Overheard in My Head

"Why should I name a car? When it dies I ain't burying it."

Monday, March 12, 2007

Red Cat 'Till I Die

Hungover, my hands still crusted with whole-wheat, never bleached, never bromated lasagna pasta, helping my second oldest friend move up a flight of stairs, and realizing the toothache I'd been entertaining for a week thought himself family, I endured the schlep and emerged mucky-eyed as any infant in the mid-afternoon. I showered, napped in same state, and woke a poor dice throw later refreshed and ready to be defiant if the circumstances arose.

I bought an album about a red cat in the thirties who befriended Lefty Mouse and Rev. Tom Toad. They went around agitating for the unions and the workin' man. Cat's name was Buddy.

One cat. One vote. And one beer.


Sometimes one wakes and realizes he's been brought by misery or accident near the solution and he's got to stumble to conquer.

I knew that Pegasus was the wrong book store. Black Oak was the right one. Moe's is a Sabbath of his own. He needs not me nor me him in such ciphering.

There were poets reading at Black Oak. I could have easily replaced the Byatt I lost when I lost my bag-but that dogged my hurtin head and I can usually read a map all right. A bald man tall and a cute blond small. They'd workshopped together. I felt like the usual asshole and as usual didn't care. I resolved to find a new way to read outloud.

For months I've been looking for a cheap edition of Tristam Shandy. Gold gilt three foot tall faux-hide bound edition for twenty five dollars. Nothin doin. But the introduction was by Christopher Morely.

I have a 1918 crush on the man.

After a brief and perfunctory sojourn into the Judaica section I looked in the M's for Morely hisself and found a signed edition of John Misletoe. I bought it anyway.
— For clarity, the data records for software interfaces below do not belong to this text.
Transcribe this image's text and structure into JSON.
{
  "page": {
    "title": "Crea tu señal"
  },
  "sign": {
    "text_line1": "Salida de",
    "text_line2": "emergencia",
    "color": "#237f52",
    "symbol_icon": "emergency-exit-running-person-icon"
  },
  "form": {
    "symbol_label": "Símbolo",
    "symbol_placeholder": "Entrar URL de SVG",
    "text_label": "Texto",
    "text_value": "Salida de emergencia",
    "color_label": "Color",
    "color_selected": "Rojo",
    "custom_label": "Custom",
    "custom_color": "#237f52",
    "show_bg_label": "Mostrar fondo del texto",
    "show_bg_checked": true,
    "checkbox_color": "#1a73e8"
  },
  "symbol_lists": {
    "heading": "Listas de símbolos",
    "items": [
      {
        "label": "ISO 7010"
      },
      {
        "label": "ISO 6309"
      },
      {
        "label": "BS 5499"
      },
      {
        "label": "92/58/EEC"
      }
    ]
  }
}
"The old mulberry by the ruined arch, the prostrate mock-orange tree below the cricket shed, the tall pines by Chase Hall, the feathery clumps of of pampas grass, the copper beeches, the fallen flukes of mapleseeds, all such became a part of one's innocence. In spring there was the constant drowsy whirr of the big lawnmower, drawn by a horse who wore huge leather slippers on his feet to spare the sod. Nor he, nore the rhododendrons, nor anything else in that perfect picture were in vain. One had an idea of peace. It would not be until many years later one might divine an almost ominous loveliness in some lights and shades. Under the copper beeches , in Pennsylvania's reckless sun, there is a lustred shimmer that knows no argument...rambling in thos groves you will sometimes be aware that the woodlands of Penn have never been wholly won back from the wilderness. Whatever that visitor may have said, those are not the tame trees of "an English nobleman's park," they are still forest timber, and sometimes the voice they whisper is not of Penn but of Pan. "

I read this and more in Triple Rock until a clandestine and nascent cold unveiled itself in a trumpet sound of abundant and clear mucas. I found the path, but had broken the brush such that any and all could follow.

Nah. You don't know Hank Williams like I did.

There is a little red arrowish dog who swims through the low air in our pseudo-adobe apartment complex. His owner is a sway-backed skinny brunette with an old Beemer adorned with a bumper sticker that says "Bio-fuel for the Revolution."

This warm hurtful morning I let my cat, the Cat-a-Push, out into the concrete yard he has grown into and owned against a mighty Red-Tailed-Siamese Resistance.

Leaving my citadel among citadels I ran across the dog-thing lapping up the inches towards our slinky hero and the Pushkin, 'ero of ages, ribboned under my door and inside.

Sway-backed girlie's boy-thing: "I would have thought the dog would have been more scared than the cat."

Me: "My cat isn't scared. He just hates to get his hands dirty."